This bubble is very simple to express. Confidence! It’s the mistaken perception that Australia’s last 20 years of continual economic growth will never experience any kind of correction is most disconcerting. Australia survived the GFC and a mining boom and bust. Meanwhile, Sydney and Melbourne house prices have not missed a beat or taken a backward step. Regretfully, the decision makers and powerful elite in Australia live in these two cities, and see Australia’s economic challenges through a totally different lens to the remainder of the country. It’s a two-speed economy spiralling out of control.
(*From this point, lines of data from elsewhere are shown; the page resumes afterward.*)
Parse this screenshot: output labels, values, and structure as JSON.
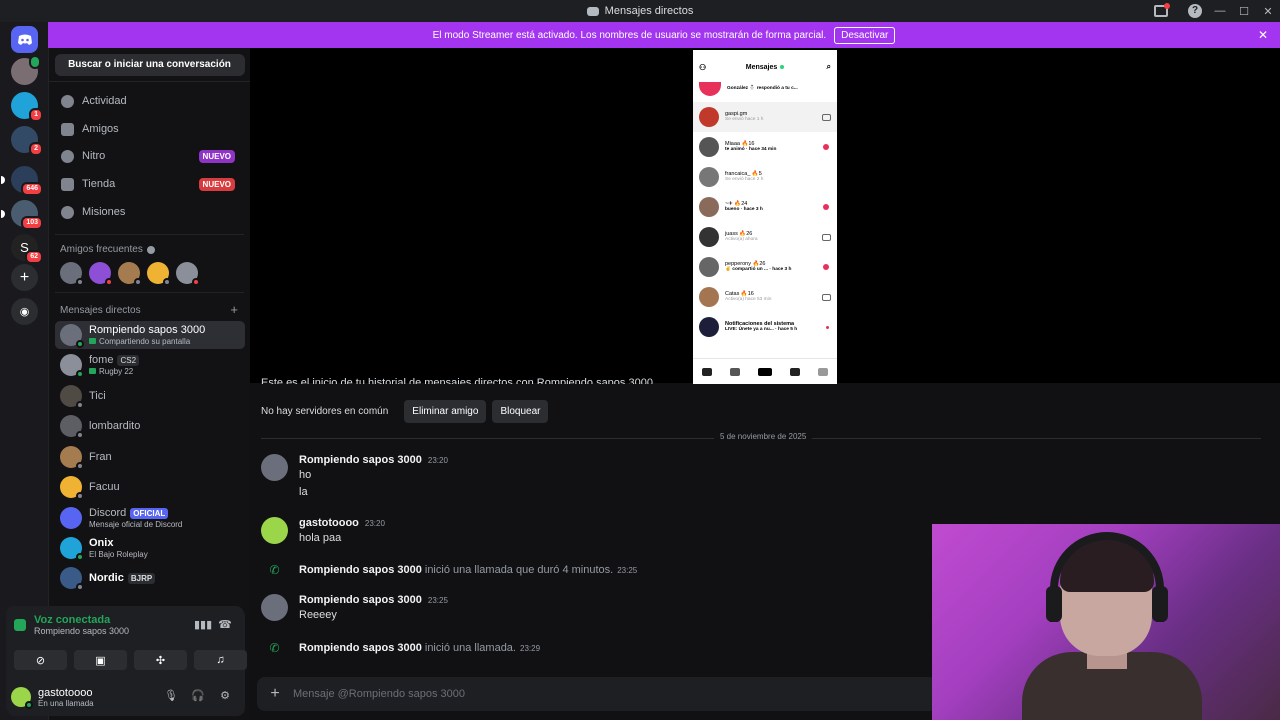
{
  "titlebar": {
    "title": "Mensajes directos"
  },
  "banner": {
    "text": "El modo Streamer está activado. Los nombres de usuario se mostrarán de forma parcial.",
    "button": "Desactivar",
    "close": "✕"
  },
  "guilds": {
    "badges": [
      "1",
      "2",
      "646",
      "103",
      "62"
    ]
  },
  "sidebar": {
    "search": "Buscar o iniciar una conversación",
    "nav": [
      {
        "label": "Actividad",
        "icon": "activity-icon"
      },
      {
        "label": "Amigos",
        "icon": "friends-icon"
      },
      {
        "label": "Nitro",
        "icon": "nitro-icon",
        "badge": "NUEVO"
      },
      {
        "label": "Tienda",
        "icon": "shop-icon",
        "badge": "NUEVO"
      },
      {
        "label": "Misiones",
        "icon": "quests-icon"
      }
    ],
    "frequent_title": "Amigos frecuentes",
    "dm_title": "Mensajes directos",
    "dms": [
      {
        "name": "Rompiendo sapos 3000",
        "sub": "Compartiendo su pantalla",
        "color": "#6b6f7b"
      },
      {
        "name": "fome",
        "tag": "CS2",
        "sub": "Rugby 22",
        "color": "#8b8f99"
      },
      {
        "name": "Tici",
        "sub": "",
        "color": "#4f4a44"
      },
      {
        "name": "lombardito",
        "sub": "",
        "color": "#5d5e63"
      },
      {
        "name": "Fran",
        "sub": "",
        "color": "#a57b50"
      },
      {
        "name": "Facuu",
        "sub": "",
        "color": "#f0b232"
      },
      {
        "name": "Discord",
        "tag": "OFICIAL",
        "sub": "Mensaje oficial de Discord",
        "color": "#5865f2"
      },
      {
        "name": "Onix",
        "sub": "El Bajo Roleplay",
        "color": "#1fa3d8"
      },
      {
        "name": "Nordic",
        "tag": "BJRP",
        "sub": "",
        "color": "#3a5b87"
      }
    ]
  },
  "voice": {
    "title": "Voz conectada",
    "channel": "Rompiendo sapos 3000"
  },
  "user": {
    "name": "gastotoooo",
    "status": "En una llamada"
  },
  "phone": {
    "title": "Mensajes",
    "rows": [
      {
        "name": "González ⛄ respondió a tu c...",
        "sub": "",
        "color": "#e8315a"
      },
      {
        "name": "gaspi.gm",
        "sub": "Se envió hace 1 h",
        "color": "#c0392b"
      },
      {
        "name": "Miaaa 🔥16",
        "sub": "te animó · hace 34 min",
        "color": "#555"
      },
      {
        "name": "francaica_ 🔥5",
        "sub": "Se envió hace 2 h",
        "color": "#777"
      },
      {
        "name": "~✈ 🔥24",
        "sub": "bueno · hace 3 h",
        "color": "#8a6a5a"
      },
      {
        "name": "juass 🔥26",
        "sub": "Activo(a) ahora",
        "color": "#333"
      },
      {
        "name": "pepperony 🔥26",
        "sub": "✌ compartió un ... · hace 3 h",
        "color": "#666"
      },
      {
        "name": "Catas 🔥16",
        "sub": "Activo(a) hace 53 min",
        "color": "#a47551"
      },
      {
        "name": "Notificaciones del sistema",
        "sub": "LIVE: Únete ya a nu... · hace 5 h",
        "color": "#1d1f3a"
      }
    ]
  },
  "conversation": {
    "intro": "Este es el inicio de tu historial de mensajes directos con Rompiendo sapos 3000.",
    "no_common": "No hay servidores en común",
    "remove_friend": "Eliminar amigo",
    "block": "Bloquear",
    "date": "5 de noviembre de 2025",
    "messages": [
      {
        "author": "Rompiendo sapos 3000",
        "time": "23:20",
        "lines": [
          "ho",
          "la"
        ]
      },
      {
        "author": "gastotoooo",
        "time": "23:20",
        "lines": [
          "hola paa"
        ]
      },
      {
        "author": "Rompiendo sapos 3000",
        "time": "23:25",
        "lines": [
          "Reeeey"
        ]
      }
    ],
    "calls": [
      {
        "who": "Rompiendo sapos 3000",
        "text": "inició una llamada que duró 4 minutos.",
        "time": "23:25"
      },
      {
        "who": "Rompiendo sapos 3000",
        "text": "inició una llamada.",
        "time": "23:29"
      }
    ],
    "composer_placeholder": "Mensaje @Rompiendo sapos 3000"
  },
  "colors": {
    "accent": "#5865f2",
    "banner": "#a335f1",
    "online": "#23a55a",
    "danger": "#f23f43"
  }
}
I acknowledge that this looming crisis isn’t just as simple as house prices in our two largest cities, but the average house prices in these cities are ever rising and contribute considerably to overall household debt. The boffins in Canberra realise there’s an overheated house market but appear to be detested to take on any stern steps to correct it for fear of a house crash.
As far as the rest of the country goes, they have a completely different set of economic concerns. For Western Australia and Queensland particularly, the mining bust has sent house prices tumbling downwards for years now.
Just one of the warning signs that confirm the household debt crisis we are beginning to see is the surge in the bankruptcy numbers throughout the entire country, specifically in the March 2017 quarter.
In the insolvency market, our firm are encountering the devastating effects of house prices going backwards. Although not the fundamental cause of personal bankruptcies, it naturally is a pivotal factor.
House prices going backwards is just part of the dilemma; the other thing is owning a home in this country enables lenders to put you in a very different space as far as borrowing capacity. Simply put, you can borrow far more if you are a home owner than if you are not a home owner. I bankrupt people everyday and the extent of debt differs significantly from the non-home owner to the home owner. Lending is based on algorithms and risk, so I suppose if you own a home you’re more likely to have reliable income and less likely to wind up bankrupt, so consequently you can borrow more. If you own a home in Sydney and Melbourne, you’re a safer risk than if you own a home in Mackay, simply because in one area the median house prices are booming and the other is going backwards, as it’s been doing so for years.
In conclusion, it seems we are running into a wall at full speed, and there are very few people suggesting we slow down. If you want to know more about the looming household debt crisis then give us a ring here at Bankruptcy Advice on 1300 879 867 or visit our website for more information: www.bankruptcy-advice.com.au/